A rare mosquito fossil containing ancient animal blood was recently recovered from oil shale in northwestern Montana. The 46-million-year-old mosquito fossil still had a dark, distended abdomen, much like that of a modern mosquito that has just gorged on blood.

According to Western Digs, this is the first blood-filled ancient fossilized mosquito ever found.

"The chances that such an insect would be preserved in shale is almost infinitesimally small," Dale Greenwalt, a researcher at the National Museum of Natural History in Washington, D.C., told LiveScience.

The rare mosquito fossil was given to the museum as a gift. According to NBC News, Greenwalt immediately noticed something very odd about the fossilized insect. Greenwalt and his team of researchers proceeded to bombard the mosquito fossil with molecules of bismuth, which causes certain chemicals in the fossil to vaporize.

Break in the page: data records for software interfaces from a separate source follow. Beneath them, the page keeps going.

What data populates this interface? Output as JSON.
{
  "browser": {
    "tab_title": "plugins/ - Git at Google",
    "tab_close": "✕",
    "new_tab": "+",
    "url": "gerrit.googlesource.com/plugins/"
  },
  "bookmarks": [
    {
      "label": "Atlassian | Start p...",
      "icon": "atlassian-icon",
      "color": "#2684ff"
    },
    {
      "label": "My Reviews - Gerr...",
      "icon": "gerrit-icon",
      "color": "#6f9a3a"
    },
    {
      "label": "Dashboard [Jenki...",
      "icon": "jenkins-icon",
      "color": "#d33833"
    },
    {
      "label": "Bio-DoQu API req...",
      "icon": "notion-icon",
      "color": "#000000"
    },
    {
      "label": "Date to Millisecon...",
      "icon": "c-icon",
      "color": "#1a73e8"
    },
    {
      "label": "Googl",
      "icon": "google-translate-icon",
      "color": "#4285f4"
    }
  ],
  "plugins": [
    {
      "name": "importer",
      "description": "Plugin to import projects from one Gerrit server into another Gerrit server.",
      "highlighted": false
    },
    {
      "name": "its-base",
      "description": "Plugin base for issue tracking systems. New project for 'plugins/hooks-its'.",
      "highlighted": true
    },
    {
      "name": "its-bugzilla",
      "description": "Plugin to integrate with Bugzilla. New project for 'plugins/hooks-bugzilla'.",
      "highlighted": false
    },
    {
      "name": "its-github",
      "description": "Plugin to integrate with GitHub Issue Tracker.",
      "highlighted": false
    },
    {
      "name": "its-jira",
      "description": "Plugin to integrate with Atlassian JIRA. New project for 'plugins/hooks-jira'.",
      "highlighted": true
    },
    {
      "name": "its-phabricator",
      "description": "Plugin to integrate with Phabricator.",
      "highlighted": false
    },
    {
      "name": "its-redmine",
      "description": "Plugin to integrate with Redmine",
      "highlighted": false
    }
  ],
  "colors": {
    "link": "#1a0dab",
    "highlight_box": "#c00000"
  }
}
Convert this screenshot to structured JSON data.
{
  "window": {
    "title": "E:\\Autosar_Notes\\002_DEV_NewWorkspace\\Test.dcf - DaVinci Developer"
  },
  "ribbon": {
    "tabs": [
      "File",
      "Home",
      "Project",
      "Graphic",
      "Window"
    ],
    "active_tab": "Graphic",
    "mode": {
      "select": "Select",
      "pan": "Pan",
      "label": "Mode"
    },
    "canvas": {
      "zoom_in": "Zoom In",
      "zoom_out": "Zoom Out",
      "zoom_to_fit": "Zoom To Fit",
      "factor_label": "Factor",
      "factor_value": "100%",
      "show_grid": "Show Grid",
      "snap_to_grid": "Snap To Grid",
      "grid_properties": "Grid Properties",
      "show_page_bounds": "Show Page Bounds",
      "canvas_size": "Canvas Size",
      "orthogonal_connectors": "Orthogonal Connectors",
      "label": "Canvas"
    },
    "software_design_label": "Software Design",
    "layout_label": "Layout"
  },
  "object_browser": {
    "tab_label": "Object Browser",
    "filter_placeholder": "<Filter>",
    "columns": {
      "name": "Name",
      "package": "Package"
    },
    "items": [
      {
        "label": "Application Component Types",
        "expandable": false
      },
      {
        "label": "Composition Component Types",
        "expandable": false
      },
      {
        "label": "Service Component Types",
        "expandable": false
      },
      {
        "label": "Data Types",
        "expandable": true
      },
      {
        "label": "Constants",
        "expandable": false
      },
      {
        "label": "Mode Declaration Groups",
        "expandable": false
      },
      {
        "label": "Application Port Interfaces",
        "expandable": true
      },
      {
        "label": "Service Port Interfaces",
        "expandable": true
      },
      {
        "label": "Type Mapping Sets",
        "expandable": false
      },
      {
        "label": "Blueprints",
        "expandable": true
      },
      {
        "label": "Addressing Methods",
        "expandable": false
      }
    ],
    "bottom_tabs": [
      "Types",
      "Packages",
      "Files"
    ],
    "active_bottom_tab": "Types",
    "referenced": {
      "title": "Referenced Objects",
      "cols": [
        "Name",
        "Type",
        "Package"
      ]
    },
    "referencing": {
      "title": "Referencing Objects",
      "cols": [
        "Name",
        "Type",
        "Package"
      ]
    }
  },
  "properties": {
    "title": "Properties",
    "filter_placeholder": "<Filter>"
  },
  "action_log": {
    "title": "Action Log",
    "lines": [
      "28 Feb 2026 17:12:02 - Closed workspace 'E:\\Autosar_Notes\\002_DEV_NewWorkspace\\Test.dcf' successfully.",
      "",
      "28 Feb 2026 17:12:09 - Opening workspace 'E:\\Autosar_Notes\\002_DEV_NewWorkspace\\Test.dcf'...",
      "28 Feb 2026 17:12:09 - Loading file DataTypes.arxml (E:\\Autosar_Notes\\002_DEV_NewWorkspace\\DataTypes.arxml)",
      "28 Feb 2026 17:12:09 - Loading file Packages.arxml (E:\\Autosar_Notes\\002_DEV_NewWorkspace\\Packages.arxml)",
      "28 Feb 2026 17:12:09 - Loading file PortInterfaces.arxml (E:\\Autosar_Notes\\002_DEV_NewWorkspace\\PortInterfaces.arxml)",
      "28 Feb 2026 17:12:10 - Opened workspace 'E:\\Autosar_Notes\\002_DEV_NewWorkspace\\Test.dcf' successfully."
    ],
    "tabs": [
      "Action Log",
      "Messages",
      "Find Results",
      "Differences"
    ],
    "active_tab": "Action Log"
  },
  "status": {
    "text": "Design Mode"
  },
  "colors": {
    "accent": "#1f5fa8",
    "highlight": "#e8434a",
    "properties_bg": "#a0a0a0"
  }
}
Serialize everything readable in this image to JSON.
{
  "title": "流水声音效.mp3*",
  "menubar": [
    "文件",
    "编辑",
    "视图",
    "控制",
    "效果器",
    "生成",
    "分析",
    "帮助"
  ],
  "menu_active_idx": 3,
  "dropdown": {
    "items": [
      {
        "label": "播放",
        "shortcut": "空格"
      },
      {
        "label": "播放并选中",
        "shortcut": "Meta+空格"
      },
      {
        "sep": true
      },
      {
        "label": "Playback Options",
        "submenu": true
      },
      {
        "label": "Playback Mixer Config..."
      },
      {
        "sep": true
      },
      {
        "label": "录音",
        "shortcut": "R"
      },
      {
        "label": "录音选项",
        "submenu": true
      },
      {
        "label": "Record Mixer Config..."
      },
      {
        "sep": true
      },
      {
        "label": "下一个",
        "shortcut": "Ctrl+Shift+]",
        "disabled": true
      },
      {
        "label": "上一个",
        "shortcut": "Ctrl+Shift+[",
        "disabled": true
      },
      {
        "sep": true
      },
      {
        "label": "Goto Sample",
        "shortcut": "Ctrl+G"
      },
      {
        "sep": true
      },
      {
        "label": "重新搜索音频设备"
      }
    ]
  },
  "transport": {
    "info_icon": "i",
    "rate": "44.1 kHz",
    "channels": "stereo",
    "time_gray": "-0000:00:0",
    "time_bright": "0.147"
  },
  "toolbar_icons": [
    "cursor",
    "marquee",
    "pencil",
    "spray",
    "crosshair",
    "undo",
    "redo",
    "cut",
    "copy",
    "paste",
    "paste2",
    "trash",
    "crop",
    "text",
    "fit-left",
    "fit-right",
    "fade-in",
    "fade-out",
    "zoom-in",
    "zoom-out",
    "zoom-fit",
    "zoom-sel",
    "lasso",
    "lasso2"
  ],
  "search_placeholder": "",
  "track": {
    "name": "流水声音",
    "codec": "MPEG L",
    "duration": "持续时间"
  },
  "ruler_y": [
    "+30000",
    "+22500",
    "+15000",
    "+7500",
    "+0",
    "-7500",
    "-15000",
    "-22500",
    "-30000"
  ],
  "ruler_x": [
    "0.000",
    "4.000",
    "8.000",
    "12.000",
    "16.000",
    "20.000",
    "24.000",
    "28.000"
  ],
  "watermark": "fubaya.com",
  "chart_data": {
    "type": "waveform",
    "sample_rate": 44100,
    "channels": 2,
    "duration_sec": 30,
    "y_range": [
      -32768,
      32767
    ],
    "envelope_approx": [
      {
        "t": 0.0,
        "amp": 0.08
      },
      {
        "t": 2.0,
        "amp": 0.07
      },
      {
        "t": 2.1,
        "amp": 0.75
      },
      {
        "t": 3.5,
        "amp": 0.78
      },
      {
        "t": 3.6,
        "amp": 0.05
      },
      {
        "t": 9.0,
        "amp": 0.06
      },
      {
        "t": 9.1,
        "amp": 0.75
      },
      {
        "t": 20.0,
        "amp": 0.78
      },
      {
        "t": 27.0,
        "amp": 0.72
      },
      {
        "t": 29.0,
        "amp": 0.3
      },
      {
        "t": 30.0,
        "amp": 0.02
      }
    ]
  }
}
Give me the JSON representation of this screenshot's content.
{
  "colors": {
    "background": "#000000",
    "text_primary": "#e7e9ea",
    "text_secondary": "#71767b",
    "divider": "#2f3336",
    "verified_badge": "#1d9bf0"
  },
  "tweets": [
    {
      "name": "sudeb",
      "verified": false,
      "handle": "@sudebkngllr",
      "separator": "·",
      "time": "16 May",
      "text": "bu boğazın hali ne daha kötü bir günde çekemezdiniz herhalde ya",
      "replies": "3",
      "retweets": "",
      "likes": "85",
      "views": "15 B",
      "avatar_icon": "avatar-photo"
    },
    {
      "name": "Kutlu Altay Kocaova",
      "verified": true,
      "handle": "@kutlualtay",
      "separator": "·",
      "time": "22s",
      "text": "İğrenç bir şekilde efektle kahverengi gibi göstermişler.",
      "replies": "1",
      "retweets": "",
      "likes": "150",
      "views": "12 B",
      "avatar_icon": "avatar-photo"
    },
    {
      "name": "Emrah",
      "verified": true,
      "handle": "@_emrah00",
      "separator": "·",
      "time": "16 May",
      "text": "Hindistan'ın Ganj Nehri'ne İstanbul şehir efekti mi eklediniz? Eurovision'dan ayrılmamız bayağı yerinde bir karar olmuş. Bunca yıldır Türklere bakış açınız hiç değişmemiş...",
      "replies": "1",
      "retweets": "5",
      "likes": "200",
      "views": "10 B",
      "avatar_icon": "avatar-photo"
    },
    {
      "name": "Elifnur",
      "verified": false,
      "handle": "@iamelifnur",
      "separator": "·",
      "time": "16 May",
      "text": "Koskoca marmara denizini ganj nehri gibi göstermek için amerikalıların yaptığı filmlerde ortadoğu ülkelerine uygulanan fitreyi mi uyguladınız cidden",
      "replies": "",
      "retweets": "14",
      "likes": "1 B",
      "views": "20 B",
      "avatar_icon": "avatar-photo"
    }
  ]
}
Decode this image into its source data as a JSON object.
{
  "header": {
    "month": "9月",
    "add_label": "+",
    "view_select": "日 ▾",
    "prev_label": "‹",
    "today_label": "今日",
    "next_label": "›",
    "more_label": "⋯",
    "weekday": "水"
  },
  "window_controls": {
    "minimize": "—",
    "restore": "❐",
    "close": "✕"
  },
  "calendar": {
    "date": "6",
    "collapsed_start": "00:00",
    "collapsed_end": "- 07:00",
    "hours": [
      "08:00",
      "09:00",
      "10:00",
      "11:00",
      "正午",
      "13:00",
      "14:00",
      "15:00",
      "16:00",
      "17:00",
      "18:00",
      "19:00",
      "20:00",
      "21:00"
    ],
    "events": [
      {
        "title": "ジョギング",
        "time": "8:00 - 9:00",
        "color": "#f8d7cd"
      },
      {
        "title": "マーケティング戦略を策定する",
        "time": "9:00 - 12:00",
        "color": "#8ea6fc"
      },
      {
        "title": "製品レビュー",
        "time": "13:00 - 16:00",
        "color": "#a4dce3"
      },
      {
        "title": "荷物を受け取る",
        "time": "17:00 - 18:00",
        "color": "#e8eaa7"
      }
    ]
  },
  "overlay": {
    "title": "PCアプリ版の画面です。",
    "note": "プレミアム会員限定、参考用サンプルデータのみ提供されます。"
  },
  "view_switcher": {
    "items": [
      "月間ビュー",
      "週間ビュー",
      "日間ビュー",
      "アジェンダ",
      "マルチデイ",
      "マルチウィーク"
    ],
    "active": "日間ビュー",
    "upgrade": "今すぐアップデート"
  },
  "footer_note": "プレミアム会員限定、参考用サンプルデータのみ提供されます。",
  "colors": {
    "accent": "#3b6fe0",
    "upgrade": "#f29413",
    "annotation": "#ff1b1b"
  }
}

These vapors were then analyzed using a mass spectrometer, which identifies chemicals by their atomic weights, a process called time-of-flight secondary ion mass spectrometry.

Among the chemicals they recovered from the fossilized mosquito were porphyrins, which are organic compounds present in hemoglobin, a protein found in blood.

Scientists say finding these compounds provides “incontrovertible documentation” of heme, and therefore likely hemoglobin, inside the mosquito’s abdomen – a record of its very last meal before perishing and subsequently being preserved in sediment.

Unfortunately, it’s impossible to tell what kind of animal the blood came from. DNA doesn’t preserve very well – The Sydney Morning Herald notes that DNA can’t survive more than 6.8 million years – and current technology can’t pick out DNA from fossils older than that. The mosquito is from the Eocene epoch, lasting from 56 to 33.9 million years ago – about 19 million years after dinosaurs went extinct.

Unfortunately, that means no real-life “Jurassic Park.”

Researchers’ report on the fossilized mosquito appeared Monday in the journal Proceedings of the National Academy of Sciences.

“[The paper] shows that details of a blood-sucking mosquito can be nicely preserved in a medium other than amber,” paleontologist George Poinar of Oregon State University, who was not involved in this research, told The Scientist.

To see a photo of the rare fossilized mosquito found in Montana, click here.

The discovery of the fossilized mosquito with ancient animal blood in it is only the fifth time scientists have come across an insect fossil containing blood. “Most fossils of blood-eating insects that have been found are of midges, a kind of biting fly, trapped in amber,” Western Digs notes.

The mosquito was recovered from shale, a type of rock that forms from sediments deposited at the bottom of bodies of water. Researchers note that the insect was probably blown into a lake or pond and sank to the bottom, where it became embedded in the sediment for eons.

What’s shocking is that the sedimentation didn’t damage the fragile insect’s blood-filled abdomen.